The above preview is unformatted text

This student written piece of work is one of many that can be found in our GCSE Other Authors section.

Found what you're looking for?

  • Start learning 29% faster today
  • 150,000+ documents available
  • Just £6.99 a month

Not the one? Search for your essay title...
  • Join over 1.2 million students every month
  • Accelerate your learning by 29%
  • Unlimited access from just £6.99 per month

See related essaysSee related essays

Related GCSE Other Authors essays

  1. Prose Study (Oscar Wilde)

    the warmth of their expensive residences and beggars sitting outside of their gates. The Swallow also spots to children hungry and cold lying in each others arms for warmth under a bridge to seek shelter from the heavy rain, but they are told to leave by the watchman, and they walk back out into the rain.

  2. Message vs. Style in Things Fall Apart

    This then suggests to us that language in the society must be very highly developed, for such words do not have a counterpart in the English language, despite the vast vocabulary of the latter. Indeed, I had to refer to the glossary in the book for the English translations of such words.

  1. Prose Study - How important is setting in Gulliver's Travels?

    Because of their wild appearance, he does not recognise them as human, and is shocked when he discovers that they are. In the Land of the Houyhnhnms, horses are the ruling species, and keep Yahoos as pets. The Yahoos emphasise everything Swift has implied about humanity; they show avarice, lust,

  2. Dubliners - From your reading of Eveline, Araby and A Little Cloud, write about ...

    The boy is obsessed with his friend's sister he hides in the shadows, peering secluded from a distance trying to spy her "brown figure" this is obviously his first love this is highlighted through the phrase 'we hid in the shadow until we had seen him safely housed or if Mangan's sister came out onto the doorstep'.

  1. The Meaning of Human Existence

    Camus takes a perspective similar to the scientific viewpoint, that as humans we do not know anything for certain except that we will die. We are born, live out our lives, repopulate and then die to be forgotten forever, but I don't think that this is how Kafka feels we are meant to function.

  2. A view from a bridge

    being a wife, and neither would Catherine's falling in love with Rodolfo. This tells us that all the characters contributed something to cause Eddie's death. Both Beatrice and Catherine are very likeable characters; Catherine acts like a little girl, even though she is 17.

  1. How are traditional American values portrayed in this post-apocalyptic world of Cormac McCarthys The ...
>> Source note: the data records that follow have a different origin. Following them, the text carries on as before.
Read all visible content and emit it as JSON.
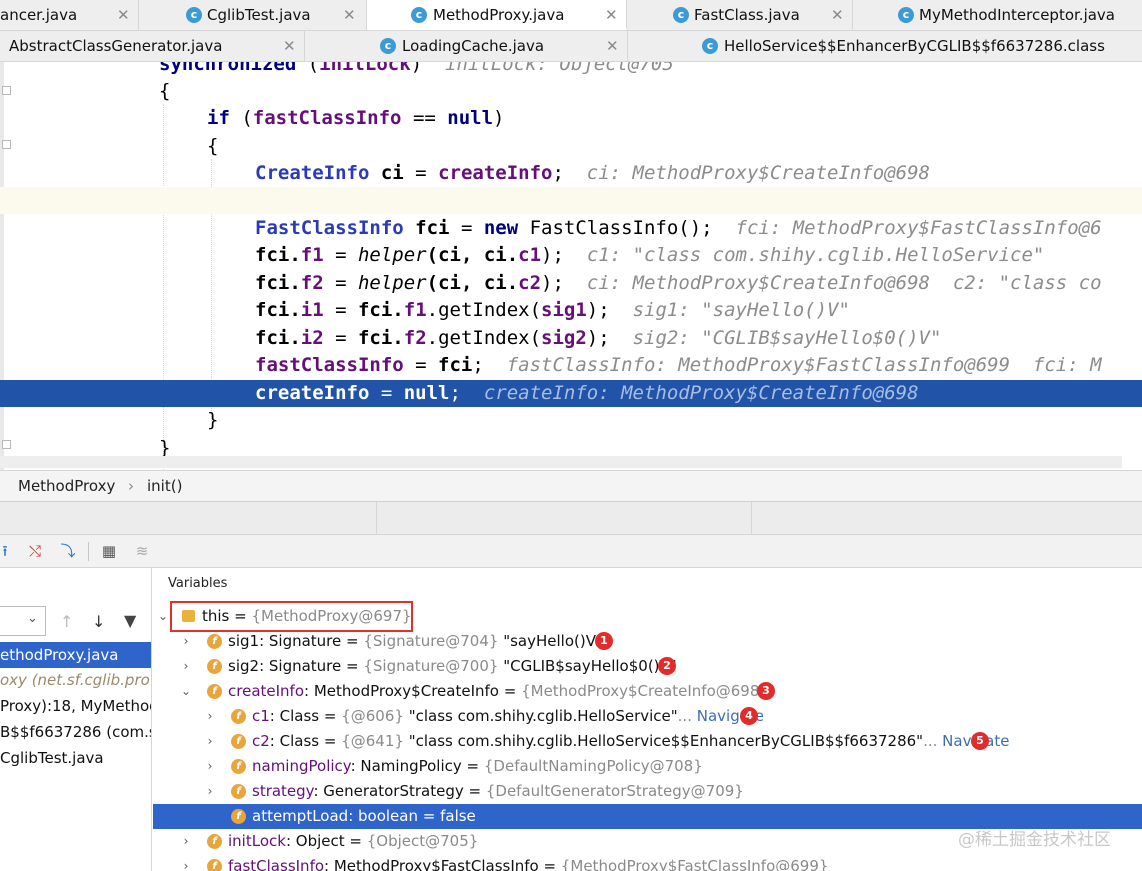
{
  "tabs_row1": [
    {
      "label": "ancer.java",
      "icon": "java-file-icon",
      "active": false
    },
    {
      "label": "CglibTest.java",
      "icon": "java-class-icon",
      "active": false
    },
    {
      "label": "MethodProxy.java",
      "icon": "java-class-icon",
      "active": true
    },
    {
      "label": "FastClass.java",
      "icon": "java-class-icon",
      "active": false
    },
    {
      "label": "MyMethodInterceptor.java",
      "icon": "java-class-icon",
      "active": false
    }
  ],
  "tabs_row2": [
    {
      "label": "AbstractClassGenerator.java",
      "icon": "java-class-icon"
    },
    {
      "label": "LoadingCache.java",
      "icon": "java-class-icon"
    },
    {
      "label": "HelloService$$EnhancerByCGLIB$$f6637286.class",
      "icon": "java-class-icon"
    }
  ],
  "code": {
    "l0": {
      "kw": "synchronized",
      "mid": " (",
      "fld": "initLock",
      "end": ")",
      "hint": "initLock: Object@705"
    },
    "l1": "{",
    "l2": {
      "kw": "if",
      "a": " (",
      "fld": "fastClassInfo",
      "b": " == ",
      "kw2": "null",
      "c": ")"
    },
    "l3": "{",
    "l4": {
      "type": "CreateInfo",
      "var": "ci",
      "eq": " = ",
      "val": "createInfo",
      "end": ";",
      "hint": "ci: MethodProxy$CreateInfo@698"
    },
    "l6": {
      "type": "FastClassInfo",
      "var": "fci",
      "eq": " = ",
      "kw": "new",
      "rest": " FastClassInfo();",
      "hint": "fci: MethodProxy$FastClassInfo@6"
    },
    "l7": {
      "lhs": "fci.",
      "f": "f1",
      "eq": " = ",
      "call": "helper",
      "args1": "(ci, ci.",
      "a": "c1",
      "end": ");",
      "hint": "c1: \"class com.shihy.cglib.HelloService\""
    },
    "l8": {
      "lhs": "fci.",
      "f": "f2",
      "eq": " = ",
      "call": "helper",
      "args1": "(ci, ci.",
      "a": "c2",
      "end": ");",
      "hint": "ci: MethodProxy$CreateInfo@698  c2: \"class co"
    },
    "l9": {
      "lhs": "fci.",
      "f": "i1",
      "eq": " = ",
      "mid": "fci.",
      "f2": "f1",
      "call": ".getIndex(",
      "a": "sig1",
      "end": ");",
      "hint": "sig1: \"sayHello()V\""
    },
    "l10": {
      "lhs": "fci.",
      "f": "i2",
      "eq": " = ",
      "mid": "fci.",
      "f2": "f2",
      "call": ".getIndex(",
      "a": "sig2",
      "end": ");",
      "hint": "sig2: \"CGLIB$sayHello$0()V\""
    },
    "l11": {
      "fld": "fastClassInfo",
      "eq": " = ",
      "val": "fci",
      "end": ";",
      "hint": "fastClassInfo: MethodProxy$FastClassInfo@699  fci: M"
    },
    "l12": {
      "fld": "createInfo",
      "eq": " = ",
      "kw": "null",
      "end": ";",
      "hint": "createInfo: MethodProxy$CreateInfo@698"
    },
    "l13": "}",
    "l14": "}"
  },
  "breadcrumb": {
    "class": "MethodProxy",
    "sep": "›",
    "method": "init()"
  },
  "frames": {
    "items": [
      {
        "text": "ethodProxy.java",
        "selected": true
      },
      {
        "text": "oxy (net.sf.cglib.pro",
        "selected": false,
        "gray": true
      },
      {
        "text": "Proxy):18, MyMethod",
        "selected": false
      },
      {
        "text": "B$$f6637286 (com.sh",
        "selected": false
      },
      {
        "text": " CglibTest.java",
        "selected": false
      }
    ]
  },
  "variables": {
    "header": "Variables",
    "this": {
      "name": "this",
      "eq": " = ",
      "val": "{MethodProxy@697}"
    },
    "rows": [
      {
        "name": "sig1",
        "type": ": Signature",
        "eq": "  = ",
        "ref": "{Signature@704}",
        "val": " \"sayHello()V\"",
        "badge": "1"
      },
      {
        "name": "sig2",
        "type": ": Signature",
        "eq": "  = ",
        "ref": "{Signature@700}",
        "val": " \"CGLIB$sayHello$0()V\"",
        "badge": "2"
      },
      {
        "name": "createInfo",
        "type": ": MethodProxy$CreateInfo",
        "eq": "  = ",
        "ref": "{MethodProxy$CreateInfo@698}",
        "val": "",
        "badge": "3"
      },
      {
        "name": "c1",
        "type": ": Class",
        "eq": "  = ",
        "ref": "{@606}",
        "val": " \"class com.shihy.cglib.HelloService\"",
        "more": "...",
        "nav": " Navigate",
        "badge": "4"
      },
      {
        "name": "c2",
        "type": ": Class",
        "eq": "  = ",
        "ref": "{@641}",
        "val": " \"class com.shihy.cglib.HelloService$$EnhancerByCGLIB$$f6637286\"",
        "more": "...",
        "nav": " Navigate",
        "badge": "5"
      },
      {
        "name": "namingPolicy",
        "type": ": NamingPolicy",
        "eq": "  = ",
        "ref": "{DefaultNamingPolicy@708}",
        "val": ""
      },
      {
        "name": "strategy",
        "type": ": GeneratorStrategy",
        "eq": "  = ",
        "ref": "{DefaultGeneratorStrategy@709}",
        "val": ""
      },
      {
        "name": "attemptLoad",
        "type": ": boolean",
        "eq": "  = ",
        "ref": "",
        "val": "false"
      },
      {
        "name": "initLock",
        "type": ": Object",
        "eq": "  = ",
        "ref": "{Object@705}",
        "val": ""
      },
      {
        "name": "fastClassInfo",
        "type": ": MethodProxy$FastClassInfo",
        "eq": "  = ",
        "ref": "{MethodProxy$FastClassInfo@699}",
        "val": ""
      }
    ]
  },
  "watermark": "@稀土掘金技术社区",
  "colors": {
    "selection": "#2154a8",
    "list_selection": "#2f65ca",
    "badge": "#e22b2b",
    "field_icon": "#e8a53c",
    "keyword": "#000080",
    "field": "#660e7a"
  }
}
    This is a key image in American Culture, not only featured in many novels and films but important simply because it represents a freedom to be who you want to be. The open road offers new horizons and the prospect to witness new and unexpected things.

  2. It is Hassan rather than Amir who is the true hero of the Kite ...

    This quote is right after the kite running tournament, Amir asks Hassan to run the kite for him. It tells us that Hassan would do anything for Amir, using the word ?a thousand? rather than just saying ?for you?. It also shows us that later in the plot Hassan will keep his habits, as he shows no sign of stopping.

  • Over 160,000 pieces
    of student written work
  • Annotated by
    experienced teachers
  • Ideas and feedback to
    improve your own work